Work to complete
For each record that follows, give it back exactly, with no pictures included.

Source records
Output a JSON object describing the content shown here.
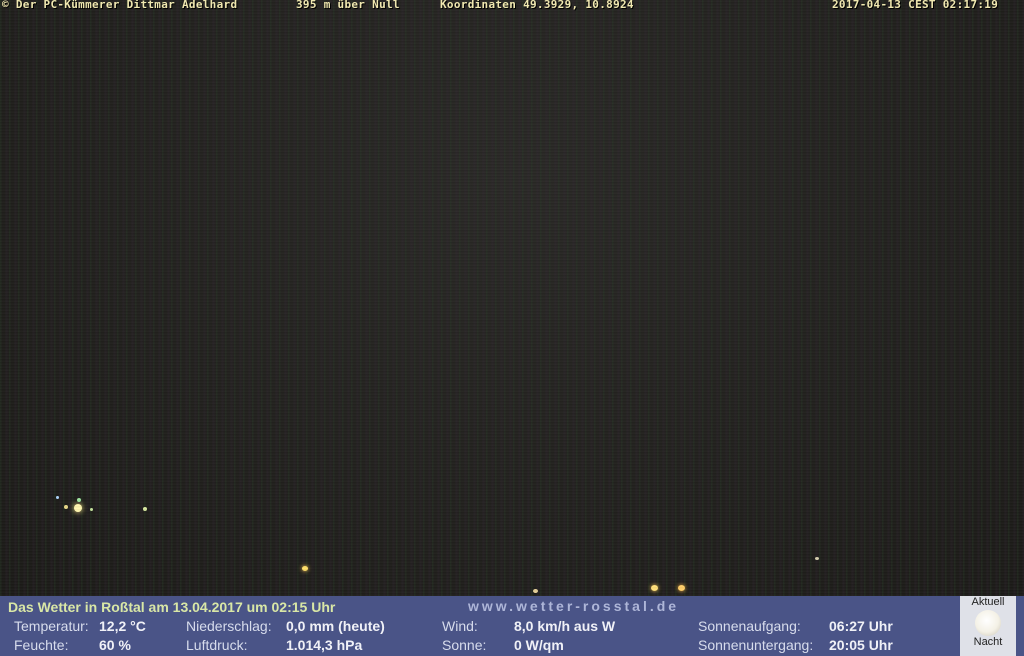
{
  "overlay": {
    "copyright": "© Der PC-Kümmerer Dittmar Adelhard",
    "elevation": "395 m über Null",
    "coordinates": "Koordinaten 49.3929, 10.8924",
    "timestamp": "2017-04-13 CEST 02:17:19"
  },
  "weather": {
    "headline": "Das Wetter in Roßtal am 13.04.2017 um 02:15 Uhr",
    "url": "www.wetter-rosstal.de",
    "temperature_label": "Temperatur:",
    "temperature_value": "12,2 °C",
    "humidity_label": "Feuchte:",
    "humidity_value": "60 %",
    "precip_label": "Niederschlag:",
    "precip_value": "0,0 mm (heute)",
    "pressure_label": "Luftdruck:",
    "pressure_value": "1.014,3 hPa",
    "wind_label": "Wind:",
    "wind_value": "8,0 km/h aus W",
    "sun_label": "Sonne:",
    "sun_value": "0 W/qm",
    "sunrise_label": "Sonnenaufgang:",
    "sunrise_value": "06:27 Uhr",
    "sunset_label": "Sonnenuntergang:",
    "sunset_value": "20:05 Uhr"
  },
  "moon": {
    "top_label": "Aktuell",
    "bottom_label": "Nacht",
    "icon": "full-moon-icon"
  }
}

Completed exercise
Output a JSON object describing the content shown here.
{
  "overlay": {
    "copyright": "© Der PC-Kümmerer Dittmar Adelhard",
    "elevation": "395 m über Null",
    "coordinates": "Koordinaten 49.3929, 10.8924",
    "timestamp": "2017-04-13 CEST 02:17:19"
  },
  "weather": {
    "headline": "Das Wetter in Roßtal am 13.04.2017 um 02:15 Uhr",
    "url": "www.wetter-rosstal.de",
    "temperature_label": "Temperatur:",
    "temperature_value": "12,2 °C",
    "humidity_label": "Feuchte:",
    "humidity_value": "60 %",
    "precip_label": "Niederschlag:",
    "precip_value": "0,0 mm (heute)",
    "pressure_label": "Luftdruck:",
    "pressure_value": "1.014,3 hPa",
    "wind_label": "Wind:",
    "wind_value": "8,0 km/h aus W",
    "sun_label": "Sonne:",
    "sun_value": "0 W/qm",
    "sunrise_label": "Sonnenaufgang:",
    "sunrise_value": "06:27 Uhr",
    "sunset_label": "Sonnenuntergang:",
    "sunset_value": "20:05 Uhr"
  },
  "moon": {
    "top_label": "Aktuell",
    "bottom_label": "Nacht",
    "icon": "full-moon-icon"
  }
}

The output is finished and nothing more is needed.